Data excerpts Block Start
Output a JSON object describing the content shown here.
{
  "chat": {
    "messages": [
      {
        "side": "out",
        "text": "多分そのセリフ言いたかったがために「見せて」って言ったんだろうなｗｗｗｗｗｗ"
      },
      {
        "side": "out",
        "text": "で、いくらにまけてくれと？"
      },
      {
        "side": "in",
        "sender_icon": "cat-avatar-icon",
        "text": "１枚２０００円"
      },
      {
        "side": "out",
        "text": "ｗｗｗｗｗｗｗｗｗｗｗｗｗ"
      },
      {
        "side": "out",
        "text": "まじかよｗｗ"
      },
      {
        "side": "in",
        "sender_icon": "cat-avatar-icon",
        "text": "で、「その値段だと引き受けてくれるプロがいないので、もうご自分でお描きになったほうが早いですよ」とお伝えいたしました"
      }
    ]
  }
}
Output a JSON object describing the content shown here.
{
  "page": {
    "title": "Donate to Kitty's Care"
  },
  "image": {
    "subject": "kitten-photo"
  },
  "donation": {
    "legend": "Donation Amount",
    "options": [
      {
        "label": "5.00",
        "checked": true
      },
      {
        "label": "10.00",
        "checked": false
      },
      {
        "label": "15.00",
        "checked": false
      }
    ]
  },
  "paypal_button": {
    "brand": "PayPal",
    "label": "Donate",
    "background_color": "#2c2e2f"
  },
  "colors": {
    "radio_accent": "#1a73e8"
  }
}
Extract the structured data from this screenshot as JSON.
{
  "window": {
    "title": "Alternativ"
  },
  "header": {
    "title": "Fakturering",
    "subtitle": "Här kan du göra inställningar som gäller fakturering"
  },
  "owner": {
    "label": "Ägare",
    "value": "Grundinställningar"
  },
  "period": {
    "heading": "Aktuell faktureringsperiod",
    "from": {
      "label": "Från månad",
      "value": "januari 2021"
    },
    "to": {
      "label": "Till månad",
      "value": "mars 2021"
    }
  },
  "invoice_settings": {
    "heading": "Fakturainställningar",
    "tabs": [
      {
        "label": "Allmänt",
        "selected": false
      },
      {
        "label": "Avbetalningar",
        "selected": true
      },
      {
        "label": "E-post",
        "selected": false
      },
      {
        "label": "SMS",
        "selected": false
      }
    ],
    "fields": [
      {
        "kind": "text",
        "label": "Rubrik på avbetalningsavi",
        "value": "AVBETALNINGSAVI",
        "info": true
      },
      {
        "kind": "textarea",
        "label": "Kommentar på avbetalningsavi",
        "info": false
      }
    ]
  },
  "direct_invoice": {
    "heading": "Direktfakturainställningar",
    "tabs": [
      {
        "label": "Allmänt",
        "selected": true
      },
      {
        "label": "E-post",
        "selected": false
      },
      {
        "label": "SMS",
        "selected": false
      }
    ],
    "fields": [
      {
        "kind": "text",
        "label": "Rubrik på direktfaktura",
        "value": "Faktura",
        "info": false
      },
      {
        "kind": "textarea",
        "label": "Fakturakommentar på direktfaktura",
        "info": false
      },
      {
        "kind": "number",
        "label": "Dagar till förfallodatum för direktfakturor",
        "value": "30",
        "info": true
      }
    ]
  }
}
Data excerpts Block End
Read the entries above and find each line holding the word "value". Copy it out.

    "value": "Grundinställningar"
      "value": "januari 2021"
      "value": "mars 2021"
        "value": "AVBETALNINGSAVI",
        "value": "Faktura",
        "value": "30",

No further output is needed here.